• _Work required_
What you return must match the records exactly, except that the pictures are gone.

%%

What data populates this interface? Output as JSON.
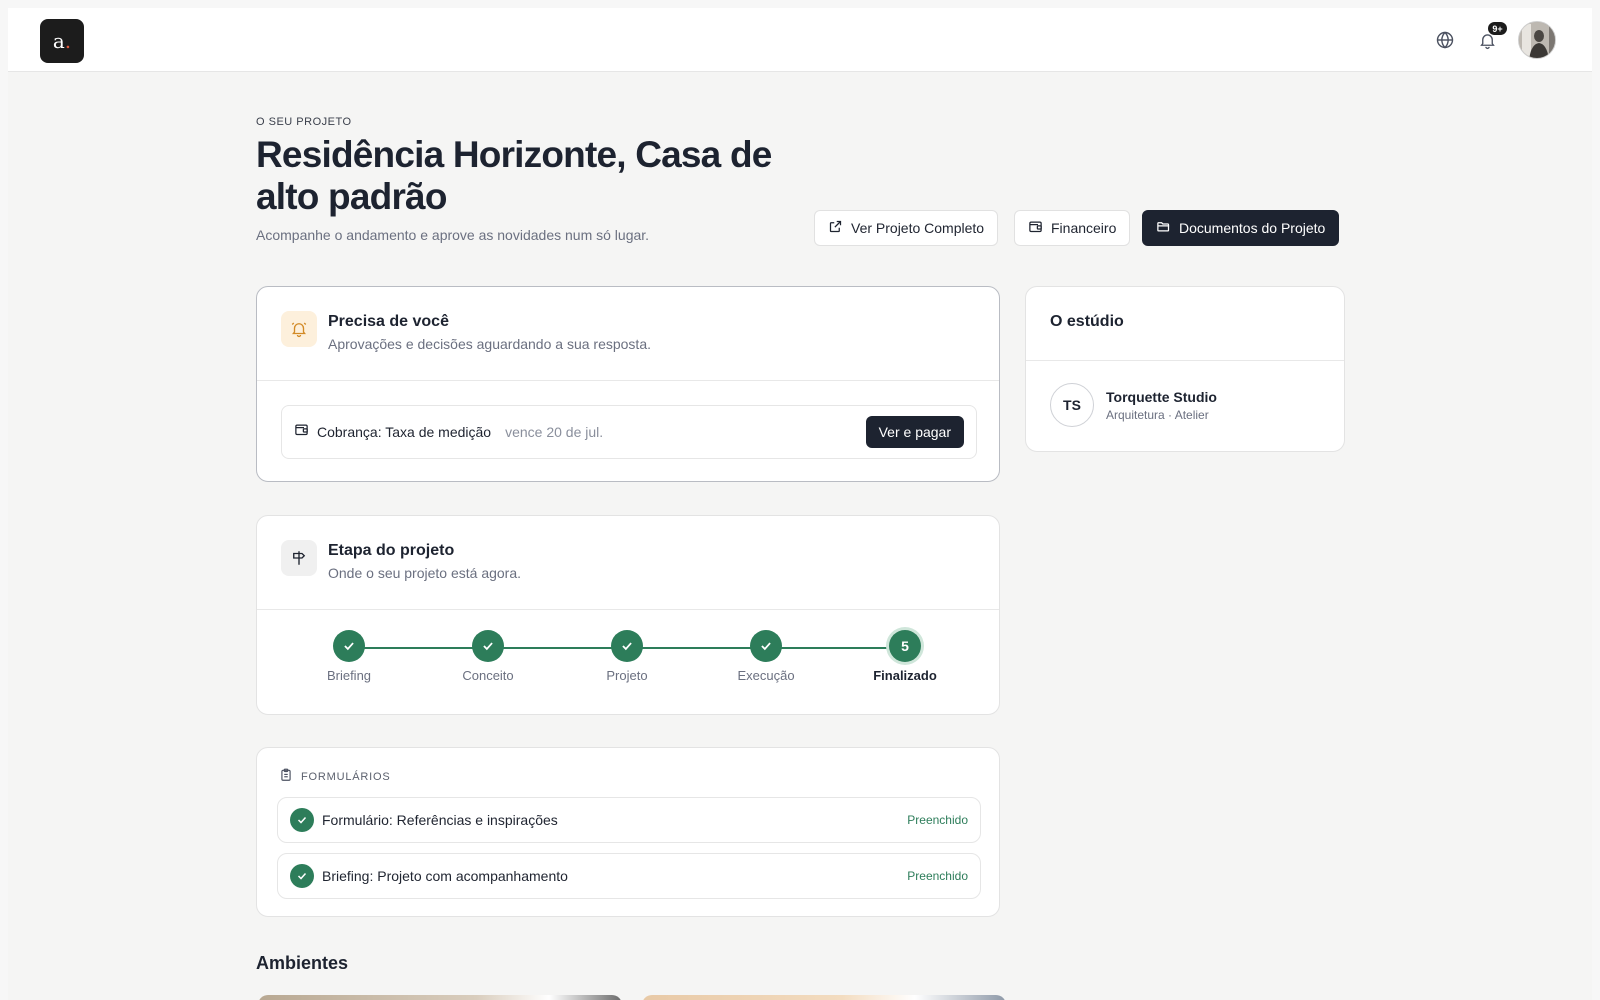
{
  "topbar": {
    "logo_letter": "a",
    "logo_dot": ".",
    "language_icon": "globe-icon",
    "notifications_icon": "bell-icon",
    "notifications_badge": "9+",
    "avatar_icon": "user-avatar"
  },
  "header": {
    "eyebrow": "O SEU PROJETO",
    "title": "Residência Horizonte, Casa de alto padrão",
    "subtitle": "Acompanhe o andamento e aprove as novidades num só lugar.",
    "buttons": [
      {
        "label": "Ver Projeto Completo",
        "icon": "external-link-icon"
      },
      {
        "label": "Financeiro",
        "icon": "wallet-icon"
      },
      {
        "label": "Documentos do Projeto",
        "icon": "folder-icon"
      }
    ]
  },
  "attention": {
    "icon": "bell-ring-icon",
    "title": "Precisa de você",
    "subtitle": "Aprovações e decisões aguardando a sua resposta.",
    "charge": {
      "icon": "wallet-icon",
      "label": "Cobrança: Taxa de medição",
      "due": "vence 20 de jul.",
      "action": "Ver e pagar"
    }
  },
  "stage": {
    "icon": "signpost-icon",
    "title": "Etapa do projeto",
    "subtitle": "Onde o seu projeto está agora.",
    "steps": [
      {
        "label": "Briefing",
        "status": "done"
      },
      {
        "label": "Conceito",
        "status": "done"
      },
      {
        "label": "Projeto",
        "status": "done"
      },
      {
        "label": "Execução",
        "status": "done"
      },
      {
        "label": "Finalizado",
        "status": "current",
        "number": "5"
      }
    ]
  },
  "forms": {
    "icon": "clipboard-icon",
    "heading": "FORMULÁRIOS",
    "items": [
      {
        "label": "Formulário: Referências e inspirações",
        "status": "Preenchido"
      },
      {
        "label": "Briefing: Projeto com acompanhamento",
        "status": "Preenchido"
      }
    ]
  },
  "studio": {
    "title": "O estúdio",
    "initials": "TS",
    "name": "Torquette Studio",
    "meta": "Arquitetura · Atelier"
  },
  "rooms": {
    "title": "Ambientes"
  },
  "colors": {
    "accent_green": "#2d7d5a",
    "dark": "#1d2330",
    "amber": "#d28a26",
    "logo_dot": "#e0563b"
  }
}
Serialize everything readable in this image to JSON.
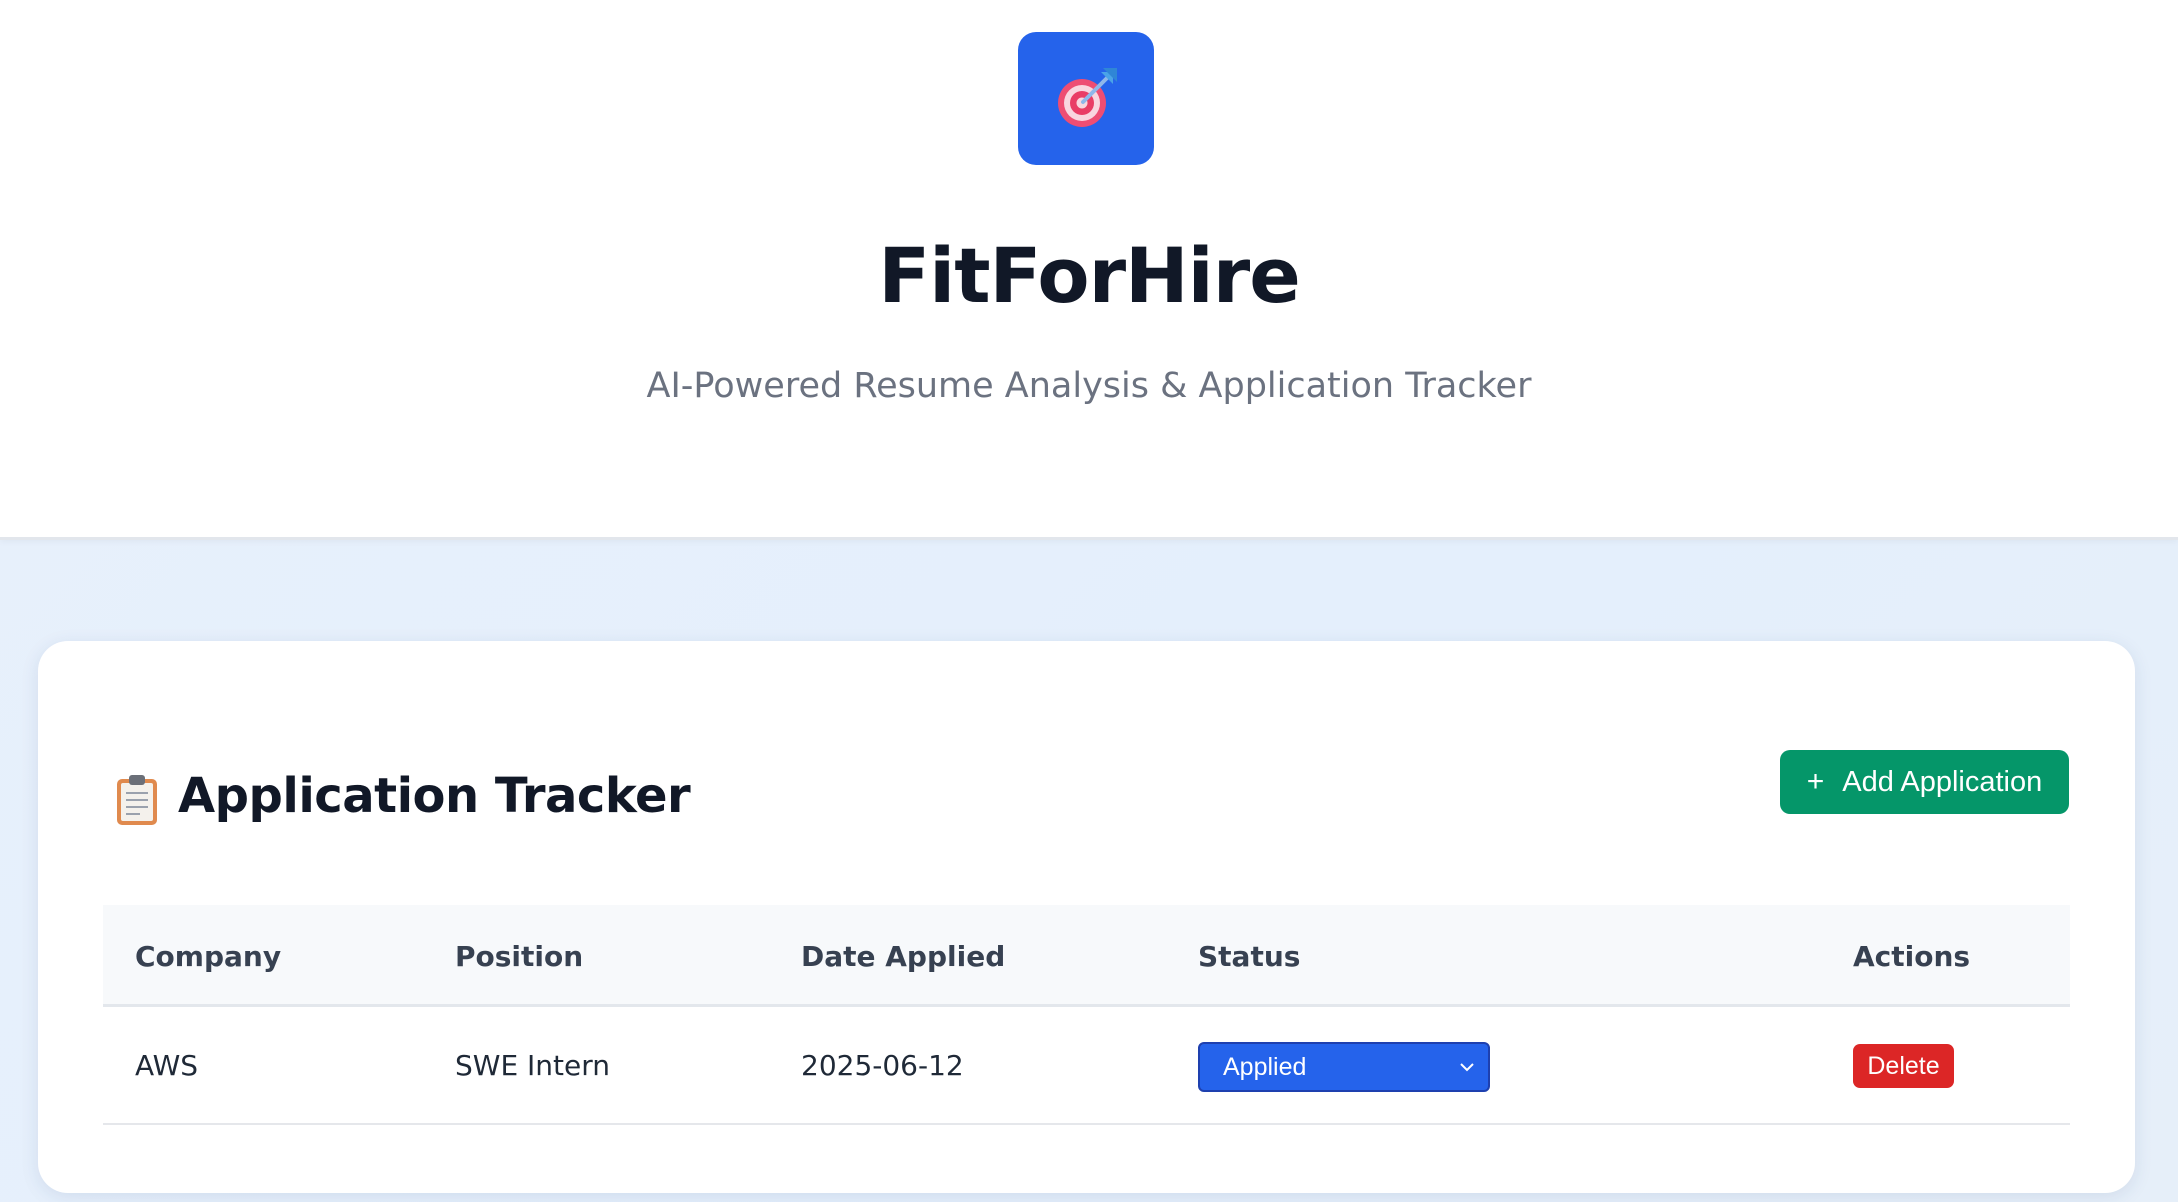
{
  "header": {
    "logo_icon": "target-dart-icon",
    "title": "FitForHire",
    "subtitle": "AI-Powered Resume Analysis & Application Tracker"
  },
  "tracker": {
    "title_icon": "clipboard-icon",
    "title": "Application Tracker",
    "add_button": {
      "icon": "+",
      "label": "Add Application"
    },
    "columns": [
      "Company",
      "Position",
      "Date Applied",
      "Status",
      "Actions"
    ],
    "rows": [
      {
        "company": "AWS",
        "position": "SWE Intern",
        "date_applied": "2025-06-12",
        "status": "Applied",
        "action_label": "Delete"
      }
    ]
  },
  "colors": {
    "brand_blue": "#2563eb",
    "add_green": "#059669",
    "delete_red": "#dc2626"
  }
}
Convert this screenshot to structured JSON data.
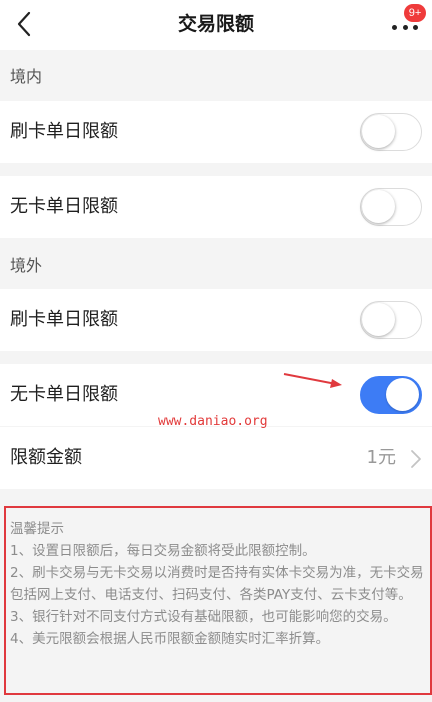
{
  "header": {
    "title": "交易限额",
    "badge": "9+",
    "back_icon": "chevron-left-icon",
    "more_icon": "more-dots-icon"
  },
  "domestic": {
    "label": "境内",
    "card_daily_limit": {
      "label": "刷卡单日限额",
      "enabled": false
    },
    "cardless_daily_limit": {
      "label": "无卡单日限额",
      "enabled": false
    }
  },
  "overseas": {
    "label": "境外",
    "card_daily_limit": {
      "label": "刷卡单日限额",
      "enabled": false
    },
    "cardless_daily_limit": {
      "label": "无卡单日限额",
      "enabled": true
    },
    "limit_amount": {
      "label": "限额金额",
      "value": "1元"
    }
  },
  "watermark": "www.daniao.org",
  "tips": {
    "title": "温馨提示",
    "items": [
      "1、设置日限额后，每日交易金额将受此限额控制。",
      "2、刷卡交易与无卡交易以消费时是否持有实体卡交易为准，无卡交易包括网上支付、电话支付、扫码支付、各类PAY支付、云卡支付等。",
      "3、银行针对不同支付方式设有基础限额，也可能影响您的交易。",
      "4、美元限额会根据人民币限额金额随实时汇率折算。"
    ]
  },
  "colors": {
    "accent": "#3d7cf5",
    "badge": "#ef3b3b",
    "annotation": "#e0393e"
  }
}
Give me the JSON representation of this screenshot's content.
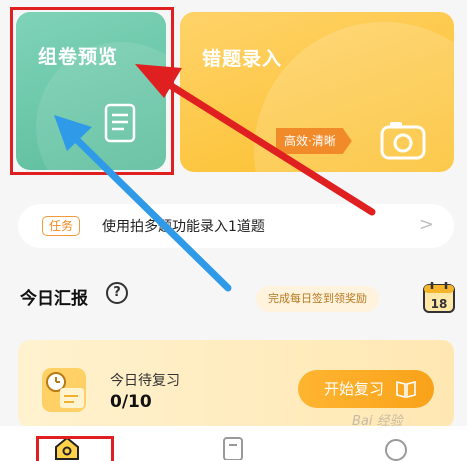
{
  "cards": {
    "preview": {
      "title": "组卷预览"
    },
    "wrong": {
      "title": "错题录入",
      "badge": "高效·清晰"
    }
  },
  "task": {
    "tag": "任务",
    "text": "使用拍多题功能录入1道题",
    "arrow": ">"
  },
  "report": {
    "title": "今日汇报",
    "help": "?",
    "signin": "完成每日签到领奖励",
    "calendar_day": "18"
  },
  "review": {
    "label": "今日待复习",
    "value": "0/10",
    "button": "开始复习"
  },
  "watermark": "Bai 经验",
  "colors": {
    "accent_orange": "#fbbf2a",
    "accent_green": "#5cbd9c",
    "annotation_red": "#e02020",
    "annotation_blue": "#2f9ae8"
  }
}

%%

• _Answer space_
What data populates this interface? Output as JSON.
{
  "topbar": {
    "logo_letter": "a",
    "logo_dot": ".",
    "language_icon": "globe-icon",
    "notifications_icon": "bell-icon",
    "notifications_badge": "9+",
    "avatar_icon": "user-avatar"
  },
  "header": {
    "eyebrow": "O SEU PROJETO",
    "title": "Residência Horizonte, Casa de alto padrão",
    "subtitle": "Acompanhe o andamento e aprove as novidades num só lugar.",
    "buttons": [
      {
        "label": "Ver Projeto Completo",
        "icon": "external-link-icon"
      },
      {
        "label": "Financeiro",
        "icon": "wallet-icon"
      },
      {
        "label": "Documentos do Projeto",
        "icon": "folder-icon"
      }
    ]
  },
  "attention": {
    "icon": "bell-ring-icon",
    "title": "Precisa de você",
    "subtitle": "Aprovações e decisões aguardando a sua resposta.",
    "charge": {
      "icon": "wallet-icon",
      "label": "Cobrança: Taxa de medição",
      "due": "vence 20 de jul.",
      "action": "Ver e pagar"
    }
  },
  "stage": {
    "icon": "signpost-icon",
    "title": "Etapa do projeto",
    "subtitle": "Onde o seu projeto está agora.",
    "steps": [
      {
        "label": "Briefing",
        "status": "done"
      },
      {
        "label": "Conceito",
        "status": "done"
      },
      {
        "label": "Projeto",
        "status": "done"
      },
      {
        "label": "Execução",
        "status": "done"
      },
      {
        "label": "Finalizado",
        "status": "current",
        "number": "5"
      }
    ]
  },
  "forms": {
    "icon": "clipboard-icon",
    "heading": "FORMULÁRIOS",
    "items": [
      {
        "label": "Formulário: Referências e inspirações",
        "status": "Preenchido"
      },
      {
        "label": "Briefing: Projeto com acompanhamento",
        "status": "Preenchido"
      }
    ]
  },
  "studio": {
    "title": "O estúdio",
    "initials": "TS",
    "name": "Torquette Studio",
    "meta": "Arquitetura · Atelier"
  },
  "rooms": {
    "title": "Ambientes"
  },
  "colors": {
    "accent_green": "#2d7d5a",
    "dark": "#1d2330",
    "amber": "#d28a26",
    "logo_dot": "#e0563b"
  }
}
Serialize everything readable in this image to JSON.
{
  "header": {
    "logo_icon": "target-dart-icon",
    "title": "FitForHire",
    "subtitle": "AI-Powered Resume Analysis & Application Tracker"
  },
  "tracker": {
    "title_icon": "clipboard-icon",
    "title": "Application Tracker",
    "add_button": {
      "icon": "+",
      "label": "Add Application"
    },
    "columns": [
      "Company",
      "Position",
      "Date Applied",
      "Status",
      "Actions"
    ],
    "rows": [
      {
        "company": "AWS",
        "position": "SWE Intern",
        "date_applied": "2025-06-12",
        "status": "Applied",
        "action_label": "Delete"
      }
    ]
  },
  "colors": {
    "brand_blue": "#2563eb",
    "add_green": "#059669",
    "delete_red": "#dc2626"
  }
}
Convert this screenshot to structured JSON data.
{
  "header": {
    "title": "交易限额",
    "badge": "9+",
    "back_icon": "chevron-left-icon",
    "more_icon": "more-dots-icon"
  },
  "domestic": {
    "label": "境内",
    "card_daily_limit": {
      "label": "刷卡单日限额",
      "enabled": false
    },
    "cardless_daily_limit": {
      "label": "无卡单日限额",
      "enabled": false
    }
  },
  "overseas": {
    "label": "境外",
    "card_daily_limit": {
      "label": "刷卡单日限额",
      "enabled": false
    },
    "cardless_daily_limit": {
      "label": "无卡单日限额",
      "enabled": true
    },
    "limit_amount": {
      "label": "限额金额",
      "value": "1元"
    }
  },
  "watermark": "www.daniao.org",
  "tips": {
    "title": "温馨提示",
    "items": [
      "1、设置日限额后，每日交易金额将受此限额控制。",
      "2、刷卡交易与无卡交易以消费时是否持有实体卡交易为准，无卡交易包括网上支付、电话支付、扫码支付、各类PAY支付、云卡支付等。",
      "3、银行针对不同支付方式设有基础限额，也可能影响您的交易。",
      "4、美元限额会根据人民币限额金额随实时汇率折算。"
    ]
  },
  "colors": {
    "accent": "#3d7cf5",
    "badge": "#ef3b3b",
    "annotation": "#e0393e"
  }
}
Give me the JSON representation of this screenshot's content.
{
  "cards": {
    "preview": {
      "title": "组卷预览"
    },
    "wrong": {
      "title": "错题录入",
      "badge": "高效·清晰"
    }
  },
  "task": {
    "tag": "任务",
    "text": "使用拍多题功能录入1道题",
    "arrow": ">"
  },
  "report": {
    "title": "今日汇报",
    "help": "?",
    "signin": "完成每日签到领奖励",
    "calendar_day": "18"
  },
  "review": {
    "label": "今日待复习",
    "value": "0/10",
    "button": "开始复习"
  },
  "watermark": "Bai 经验",
  "colors": {
    "accent_orange": "#fbbf2a",
    "accent_green": "#5cbd9c",
    "annotation_red": "#e02020",
    "annotation_blue": "#2f9ae8"
  }
}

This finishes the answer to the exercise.